*** GIVEN ENTRIES ***
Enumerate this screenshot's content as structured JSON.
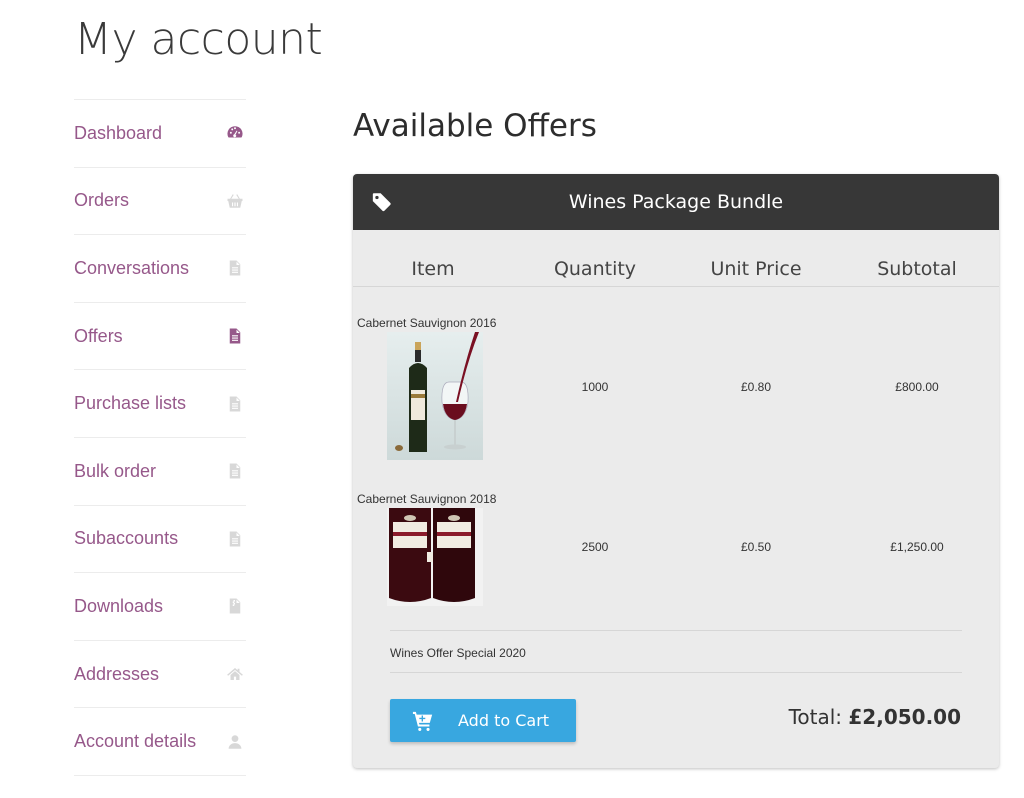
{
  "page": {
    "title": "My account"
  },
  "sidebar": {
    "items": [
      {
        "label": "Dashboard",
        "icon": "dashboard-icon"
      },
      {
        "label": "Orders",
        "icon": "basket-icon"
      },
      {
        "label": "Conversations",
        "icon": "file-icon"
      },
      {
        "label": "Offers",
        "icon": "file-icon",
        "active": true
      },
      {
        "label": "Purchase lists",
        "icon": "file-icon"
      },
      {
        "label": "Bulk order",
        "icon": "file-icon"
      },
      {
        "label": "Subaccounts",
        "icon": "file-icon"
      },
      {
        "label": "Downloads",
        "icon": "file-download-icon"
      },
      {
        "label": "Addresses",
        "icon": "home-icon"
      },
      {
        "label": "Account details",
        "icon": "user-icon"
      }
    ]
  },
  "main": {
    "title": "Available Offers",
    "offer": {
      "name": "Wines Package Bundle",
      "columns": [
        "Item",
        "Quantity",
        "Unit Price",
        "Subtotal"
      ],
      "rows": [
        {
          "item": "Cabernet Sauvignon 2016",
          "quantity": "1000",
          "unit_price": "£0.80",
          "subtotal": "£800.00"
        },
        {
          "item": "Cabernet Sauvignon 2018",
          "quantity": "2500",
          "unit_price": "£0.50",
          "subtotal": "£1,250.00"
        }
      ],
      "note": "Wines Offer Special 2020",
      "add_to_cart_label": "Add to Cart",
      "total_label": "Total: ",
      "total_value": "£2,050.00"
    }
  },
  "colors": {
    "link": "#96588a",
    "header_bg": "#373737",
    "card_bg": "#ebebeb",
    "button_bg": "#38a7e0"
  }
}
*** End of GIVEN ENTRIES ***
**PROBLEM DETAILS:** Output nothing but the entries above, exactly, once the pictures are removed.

**OUTPUT OF THE EXERCISE:**
Enumerate this screenshot's content as structured JSON.
{
  "page": {
    "title": "My account"
  },
  "sidebar": {
    "items": [
      {
        "label": "Dashboard",
        "icon": "dashboard-icon"
      },
      {
        "label": "Orders",
        "icon": "basket-icon"
      },
      {
        "label": "Conversations",
        "icon": "file-icon"
      },
      {
        "label": "Offers",
        "icon": "file-icon",
        "active": true
      },
      {
        "label": "Purchase lists",
        "icon": "file-icon"
      },
      {
        "label": "Bulk order",
        "icon": "file-icon"
      },
      {
        "label": "Subaccounts",
        "icon": "file-icon"
      },
      {
        "label": "Downloads",
        "icon": "file-download-icon"
      },
      {
        "label": "Addresses",
        "icon": "home-icon"
      },
      {
        "label": "Account details",
        "icon": "user-icon"
      }
    ]
  },
  "main": {
    "title": "Available Offers",
    "offer": {
      "name": "Wines Package Bundle",
      "columns": [
        "Item",
        "Quantity",
        "Unit Price",
        "Subtotal"
      ],
      "rows": [
        {
          "item": "Cabernet Sauvignon 2016",
          "quantity": "1000",
          "unit_price": "£0.80",
          "subtotal": "£800.00"
        },
        {
          "item": "Cabernet Sauvignon 2018",
          "quantity": "2500",
          "unit_price": "£0.50",
          "subtotal": "£1,250.00"
        }
      ],
      "note": "Wines Offer Special 2020",
      "add_to_cart_label": "Add to Cart",
      "total_label": "Total: ",
      "total_value": "£2,050.00"
    }
  },
  "colors": {
    "link": "#96588a",
    "header_bg": "#373737",
    "card_bg": "#ebebeb",
    "button_bg": "#38a7e0"
  }
}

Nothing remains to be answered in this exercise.